The cost of K-12 public school alone for a U.S.-born child of illegal migrants is, at a minimum, around $160,000 (using the average cost $12,300 per pupil per year). Additionally, under universities’ system of racial preferences, anchor babies will get bonus SAT and GPA points when they apply to college. Many corporations will continue this benefits program when considering their job applications as well.
and CongressmanRep. Steve King (R-IA) 77%
have introduced bills that would correct this misapplication of the 14th amendment by ensuring citizenship is only granted to a child that has at least one parent who is either a U.S. citizen or a legal permanent resident.
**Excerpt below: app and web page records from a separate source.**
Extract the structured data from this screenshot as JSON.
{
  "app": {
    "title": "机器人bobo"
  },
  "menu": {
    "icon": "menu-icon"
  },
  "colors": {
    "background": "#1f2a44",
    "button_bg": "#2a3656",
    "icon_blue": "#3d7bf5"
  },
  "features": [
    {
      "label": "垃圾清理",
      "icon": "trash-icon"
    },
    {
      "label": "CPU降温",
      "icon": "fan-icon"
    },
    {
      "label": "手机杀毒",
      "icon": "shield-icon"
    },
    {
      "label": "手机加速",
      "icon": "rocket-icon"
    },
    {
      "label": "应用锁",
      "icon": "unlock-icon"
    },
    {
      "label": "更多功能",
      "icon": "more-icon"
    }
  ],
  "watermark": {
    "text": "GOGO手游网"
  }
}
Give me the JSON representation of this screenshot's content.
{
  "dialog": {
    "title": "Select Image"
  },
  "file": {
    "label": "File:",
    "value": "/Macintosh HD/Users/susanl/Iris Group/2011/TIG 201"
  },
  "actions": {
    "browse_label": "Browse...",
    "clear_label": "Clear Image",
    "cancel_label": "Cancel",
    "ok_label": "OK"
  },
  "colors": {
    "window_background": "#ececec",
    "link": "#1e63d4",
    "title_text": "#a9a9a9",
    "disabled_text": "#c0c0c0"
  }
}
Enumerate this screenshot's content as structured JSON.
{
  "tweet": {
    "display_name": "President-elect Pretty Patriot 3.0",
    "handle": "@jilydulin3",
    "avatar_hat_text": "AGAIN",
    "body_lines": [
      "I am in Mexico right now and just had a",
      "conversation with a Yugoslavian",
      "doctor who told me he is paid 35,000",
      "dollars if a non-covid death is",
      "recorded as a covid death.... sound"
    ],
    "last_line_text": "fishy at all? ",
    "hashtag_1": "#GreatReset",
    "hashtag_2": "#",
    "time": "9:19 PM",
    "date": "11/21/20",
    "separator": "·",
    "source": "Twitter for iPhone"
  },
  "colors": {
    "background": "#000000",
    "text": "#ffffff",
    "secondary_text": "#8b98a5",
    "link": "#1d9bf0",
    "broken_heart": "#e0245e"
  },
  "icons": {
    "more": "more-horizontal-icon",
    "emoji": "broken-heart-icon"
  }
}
Presidential candidate Donald Trump has also issued a plan that would restrict this appropriation of U.S. citizenship.But the presidential candidates favored by wealthy donors,
and Jeb Bush, have both argued that the United States should continue this controversial application of the 14th amendment that allows foreign migrants to appropriate U.S. citizenship for their children.Marco Rubio co-authored the Senate Gang of Eight bill, which won the endorsement of La Raza and would substantially increase family chain migration.
When asked by CNBC why he defends this unpopular application of the 14th amendment, Rubio explained that he supports it because U.S.-born foreign children “are people”:
“Those are human beings and ultimately they are people, we’re not just statistics, they’re humans with stories,” Rubio said.